its line through Bonduel. Mr. Bonnin was the founder of the Bonduel State
Bank, being its president since the organization until his death.
The dairy industry had a very important part in
the development of the village. Before the coming of the cheese factory,
butter was churned at home, packed in five and ten pound tubs and sold
at five cents a pound.
The first robbery took place on July 4, 1880,
by Ray Haltze of Pulcifer, who took $75 from Krahn's store at gun point
and the robber made his get-away with a team of horses belonging to Carl
Krueger. The horses were found that same day in the woods north of Cecil.
Throughout the entire early history of Bonduel
it is notable that the most friendly relations existed between the settlers
and the Indians. A vivid picture in the minds of many old-timers is the
yearly spring maple syrup harvest by the Indians who tapped the maple trees,
boiled down the sap and exchanged the syrup and maple sugar for flour and
In 1905 an event occurred which raised the people
of this community to a high pitch of excitement when the Chicago &
Northwestern Railroad was built through here from Green Bay to Eland. As
the railroad was pushing itself westward, many of the residents secured
employment. Heretofore the merchants were obliged to get their freight
from the neighboring village of Cecil where the railroad was established
in 1884. Many carried groceries from Shawano.
With the advent of train service, a livery barn
became necessary to accomodate the traveling public and salesmen who called
on the neighboring towns by team with their many trunks filled with samples.
Fred Freimuth became the first licensed undertaker
in the village and established the first furniture store. Mr. Freimuth
has taken a deep interest in matters tending to the welfare of the town,
serving as village president for many years.
Bonduel was incorporated as a village in the year
1916. The village that sprang forth from a land of towering pine trees
has in the past few years undergone extensive development and improvement,
which has brought mention as a "model village."
While the writer has named some of the early pioneers
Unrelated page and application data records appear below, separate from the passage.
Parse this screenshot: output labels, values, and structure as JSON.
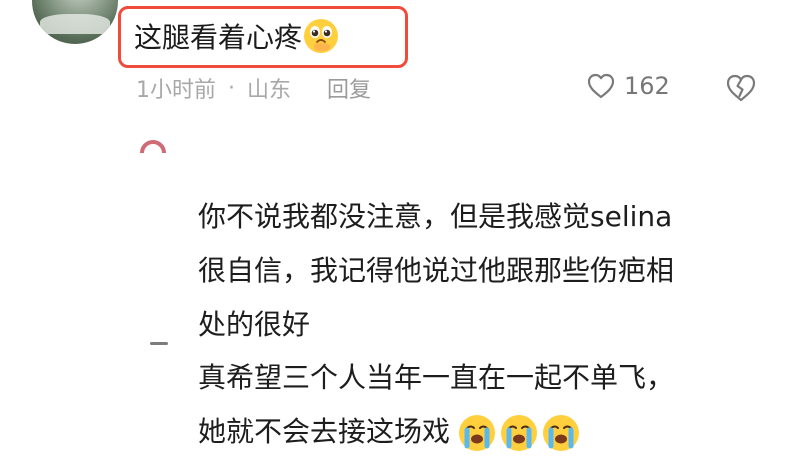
{
  "comment": {
    "text": "这腿看着心疼",
    "emoji": "pleading-face-emoji"
  },
  "meta": {
    "time": "1小时前",
    "separator": "·",
    "location": "山东",
    "reply_label": "回复"
  },
  "actions": {
    "like_count": "162"
  },
  "replies": [
    {
      "lines": [
        "你不说我都没注意，但是我感觉selina",
        "很自信，我记得他说过他跟那些伤疤相",
        "处的很好"
      ]
    },
    {
      "lines": [
        "真希望三个人当年一直在一起不单飞，",
        "她就不会去接这场戏"
      ],
      "emojis": [
        "crying-face-emoji",
        "crying-face-emoji",
        "crying-face-emoji"
      ]
    }
  ],
  "colors": {
    "highlight_border": "#f04b3c",
    "text_primary": "#1d1d1d",
    "text_secondary": "#a8a8a8",
    "emoji_yellow": "#ffcf3d",
    "tear_blue": "#5ab8f0"
  },
  "icons": {
    "heart": "heart-icon",
    "broken_heart": "broken-heart-icon"
  }
}
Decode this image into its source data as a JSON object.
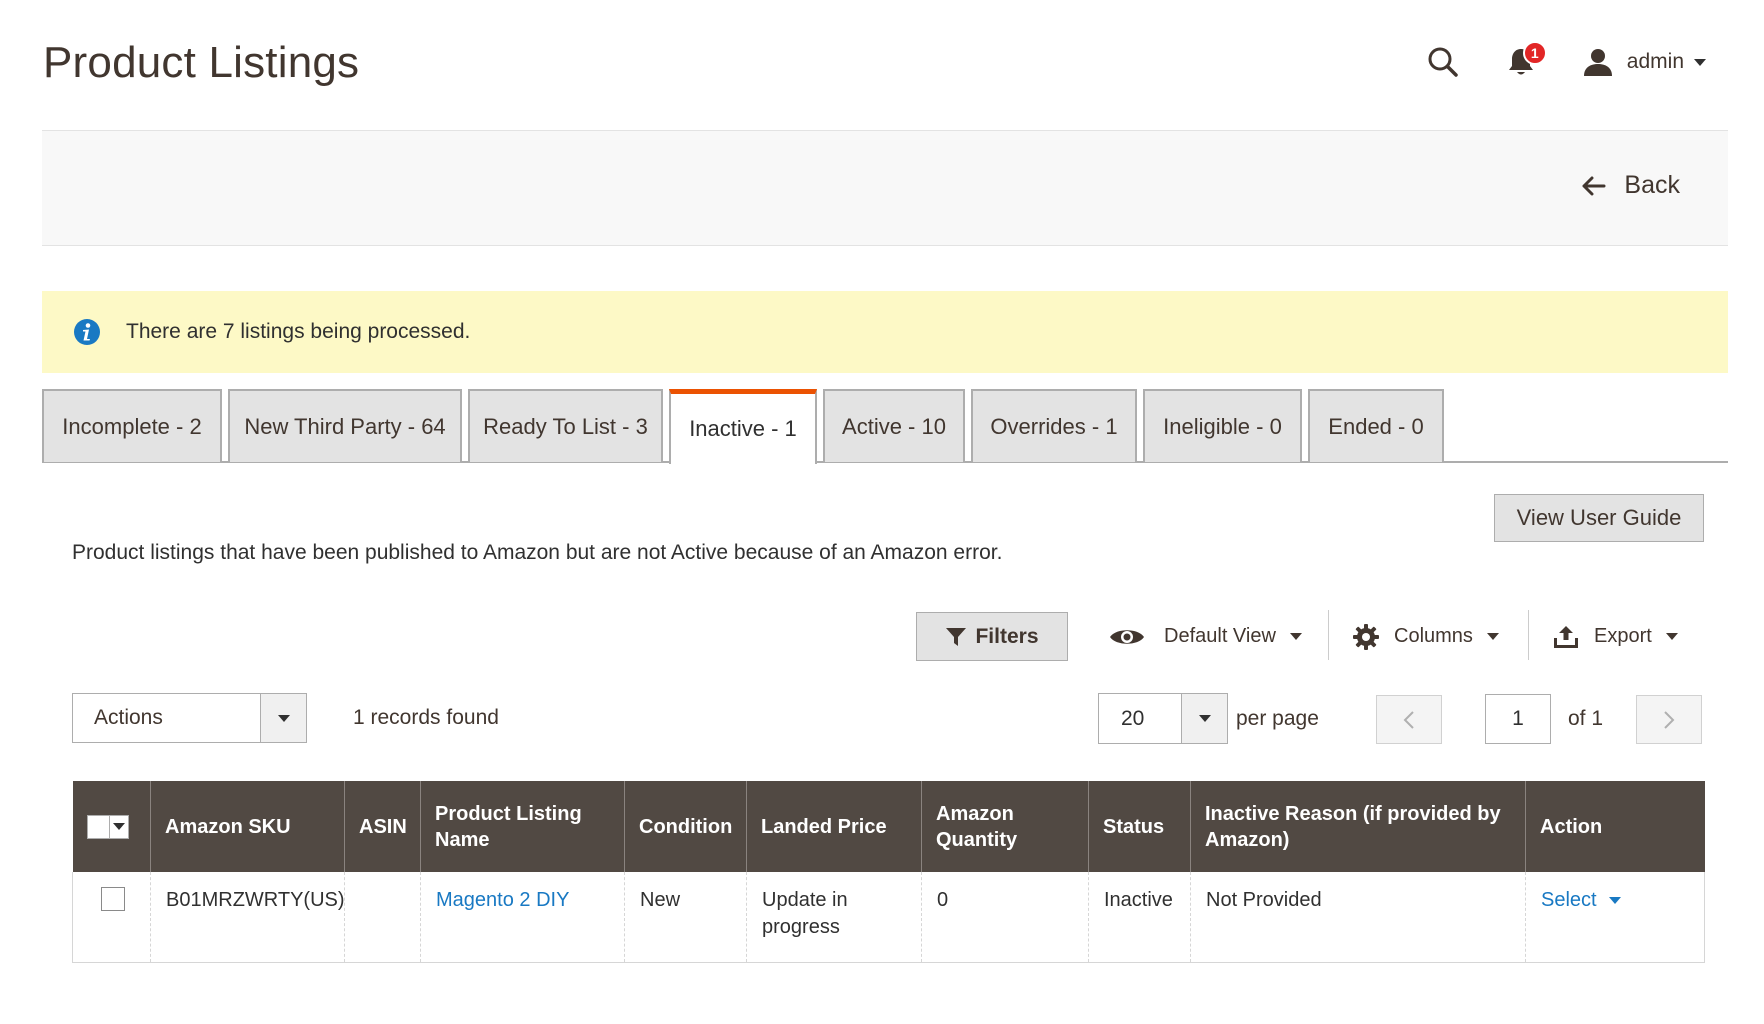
{
  "header": {
    "title": "Product Listings",
    "notification_count": "1",
    "user_name": "admin"
  },
  "action_bar": {
    "back_label": "Back"
  },
  "message": {
    "text": "There are 7 listings being processed."
  },
  "tabs": [
    {
      "label": "Incomplete - 2",
      "active": false
    },
    {
      "label": "New Third Party - 64",
      "active": false
    },
    {
      "label": "Ready To List - 3",
      "active": false
    },
    {
      "label": "Inactive - 1",
      "active": true
    },
    {
      "label": "Active - 10",
      "active": false
    },
    {
      "label": "Overrides - 1",
      "active": false
    },
    {
      "label": "Ineligible - 0",
      "active": false
    },
    {
      "label": "Ended - 0",
      "active": false
    }
  ],
  "guide_button": "View User Guide",
  "description": "Product listings that have been published to Amazon but are not Active because of an Amazon error.",
  "toolbar": {
    "filters_label": "Filters",
    "view_label": "Default View",
    "columns_label": "Columns",
    "export_label": "Export"
  },
  "mass_actions": {
    "label": "Actions"
  },
  "records_found": "1 records found",
  "pagination": {
    "per_page_value": "20",
    "per_page_label": "per page",
    "current_page": "1",
    "of_label": "of 1"
  },
  "grid": {
    "columns": [
      "Amazon SKU",
      "ASIN",
      "Product Listing Name",
      "Condition",
      "Landed Price",
      "Amazon Quantity",
      "Status",
      "Inactive Reason (if provided by Amazon)",
      "Action"
    ],
    "rows": [
      {
        "sku": "B01MRZWRTY(US)",
        "asin": "",
        "name": "Magento 2 DIY",
        "condition": "New",
        "landed_price": "Update in progress",
        "quantity": "0",
        "status": "Inactive",
        "inactive_reason": "Not Provided",
        "action": "Select"
      }
    ]
  },
  "colors": {
    "accent": "#eb5202",
    "grid_header": "#514943",
    "link": "#1979c3",
    "notice_bg": "#fdf9c6",
    "badge": "#e22626",
    "info_icon": "#1979c3"
  }
}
who made up the history of Bonduel, she is mindful of the fact that there
are many others deserving of mention, as each family went through trials
and hardships and difficulties in order to gain competence.
Of Bonduel it may be said—that it is a land of
brooks, a land of wheat and barley, of vines and fig trees, a land wherein
we eat bread without scarceness and have lack of nothing. May we be grateful
for these many blessings and may true patriotism actuate every heart.
Excerpts from "History of Bonduel"
Written by Mrs. Rueben Monroe